> Requirement:
Pick out the lines below that contain the string "this" and copy them all.

Recorded data:

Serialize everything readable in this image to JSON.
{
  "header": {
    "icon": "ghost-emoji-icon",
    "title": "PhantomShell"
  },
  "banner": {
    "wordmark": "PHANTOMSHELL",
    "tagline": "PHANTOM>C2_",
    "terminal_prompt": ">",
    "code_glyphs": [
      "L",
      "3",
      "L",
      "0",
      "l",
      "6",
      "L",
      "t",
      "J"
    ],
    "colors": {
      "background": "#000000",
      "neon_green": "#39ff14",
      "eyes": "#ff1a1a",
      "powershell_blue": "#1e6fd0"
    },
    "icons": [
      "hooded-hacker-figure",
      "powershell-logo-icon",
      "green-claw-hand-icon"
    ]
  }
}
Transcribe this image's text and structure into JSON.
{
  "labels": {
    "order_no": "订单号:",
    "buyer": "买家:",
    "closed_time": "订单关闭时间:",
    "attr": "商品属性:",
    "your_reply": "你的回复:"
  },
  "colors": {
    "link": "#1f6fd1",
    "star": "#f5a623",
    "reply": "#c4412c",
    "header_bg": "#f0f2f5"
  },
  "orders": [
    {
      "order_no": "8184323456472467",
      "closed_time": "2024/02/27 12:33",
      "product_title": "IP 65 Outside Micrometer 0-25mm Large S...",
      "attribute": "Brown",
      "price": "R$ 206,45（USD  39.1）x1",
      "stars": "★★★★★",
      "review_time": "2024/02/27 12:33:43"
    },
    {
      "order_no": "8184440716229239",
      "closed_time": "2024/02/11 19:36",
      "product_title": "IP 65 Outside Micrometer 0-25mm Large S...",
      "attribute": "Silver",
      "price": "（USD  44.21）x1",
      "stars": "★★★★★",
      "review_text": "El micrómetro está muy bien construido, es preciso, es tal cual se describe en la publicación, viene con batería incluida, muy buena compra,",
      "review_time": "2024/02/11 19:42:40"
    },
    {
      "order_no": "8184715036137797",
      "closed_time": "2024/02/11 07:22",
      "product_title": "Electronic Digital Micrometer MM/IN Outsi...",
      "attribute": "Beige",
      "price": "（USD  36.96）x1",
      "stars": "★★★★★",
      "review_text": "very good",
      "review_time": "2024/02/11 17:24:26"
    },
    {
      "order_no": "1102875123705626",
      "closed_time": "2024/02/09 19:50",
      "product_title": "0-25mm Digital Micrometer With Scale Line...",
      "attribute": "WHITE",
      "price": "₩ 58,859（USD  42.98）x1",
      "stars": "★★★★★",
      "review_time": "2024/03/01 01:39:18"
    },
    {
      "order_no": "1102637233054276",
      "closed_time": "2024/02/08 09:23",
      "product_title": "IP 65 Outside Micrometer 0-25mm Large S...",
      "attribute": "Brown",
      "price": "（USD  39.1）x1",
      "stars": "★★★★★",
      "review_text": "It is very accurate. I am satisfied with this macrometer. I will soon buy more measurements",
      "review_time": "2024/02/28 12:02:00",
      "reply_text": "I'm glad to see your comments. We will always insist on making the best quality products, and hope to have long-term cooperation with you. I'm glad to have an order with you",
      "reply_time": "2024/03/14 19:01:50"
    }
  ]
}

> The answer:
Serialize everything readable in this image to JSON.
Transcribe this image's text and structure into JSON.
      "review_text": "It is very accurate. I am satisfied with this macrometer. I will soon buy more measurements",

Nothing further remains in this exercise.